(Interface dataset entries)

______

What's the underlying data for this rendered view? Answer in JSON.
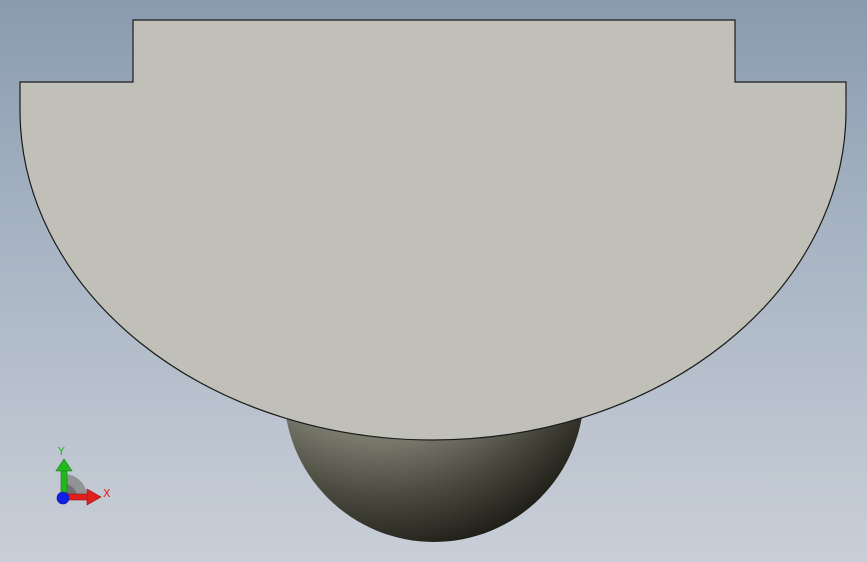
{
  "viewport": {
    "background_top": "#8a9bb0",
    "background_bottom": "#c9cfd8",
    "part_face_color": "#c0c0b8",
    "part_edge_color": "#1a1a1a",
    "sphere_highlight": "#e9e9dc",
    "sphere_shadow": "#101008"
  },
  "triad": {
    "x_label": "X",
    "y_label": "Y",
    "x_color": "#e0201c",
    "y_color": "#22b81e",
    "z_color": "#1020e8"
  }
}
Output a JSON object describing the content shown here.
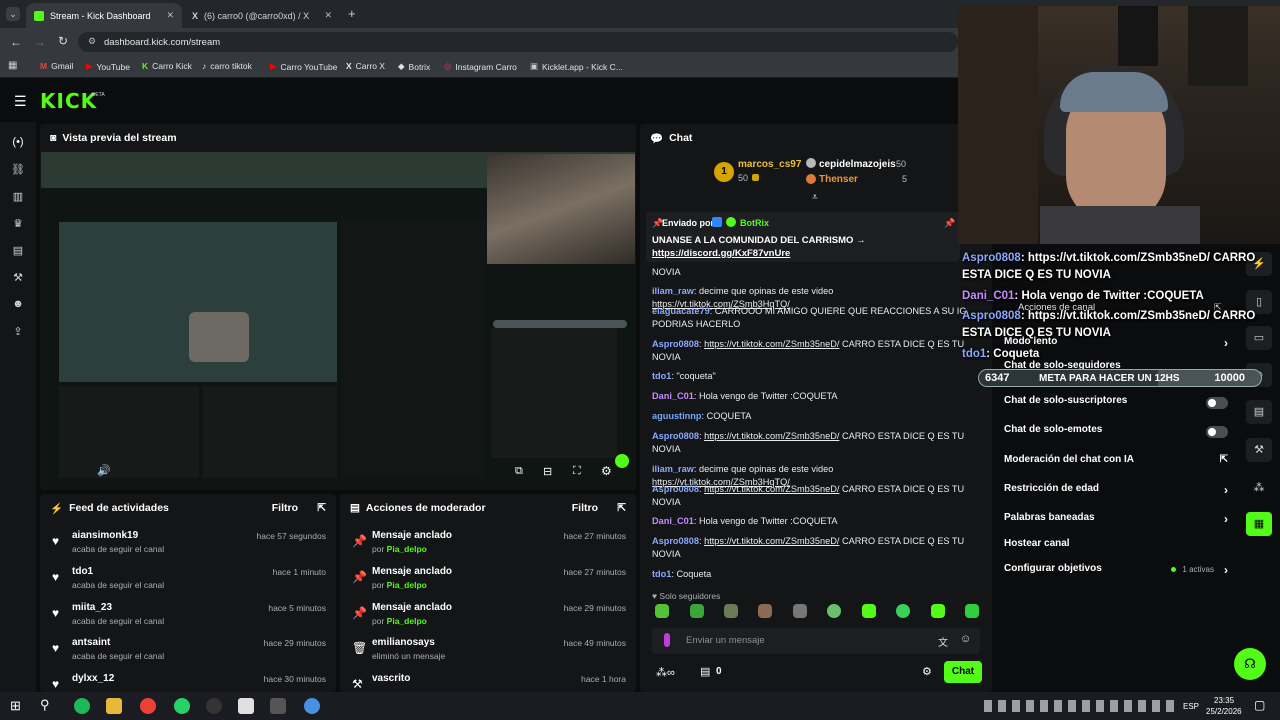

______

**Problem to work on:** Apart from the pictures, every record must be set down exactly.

**Output of the exercise:**
What's the underlying data for this rendered view? Answer in JSON.
{
  "viewport": {
    "background_top": "#8a9bb0",
    "background_bottom": "#c9cfd8",
    "part_face_color": "#c0c0b8",
    "part_edge_color": "#1a1a1a",
    "sphere_highlight": "#e9e9dc",
    "sphere_shadow": "#101008"
  },
  "triad": {
    "x_label": "X",
    "y_label": "Y",
    "x_color": "#e0201c",
    "y_color": "#22b81e",
    "z_color": "#1020e8"
  }
}
Output a JSON object describing the content shown here.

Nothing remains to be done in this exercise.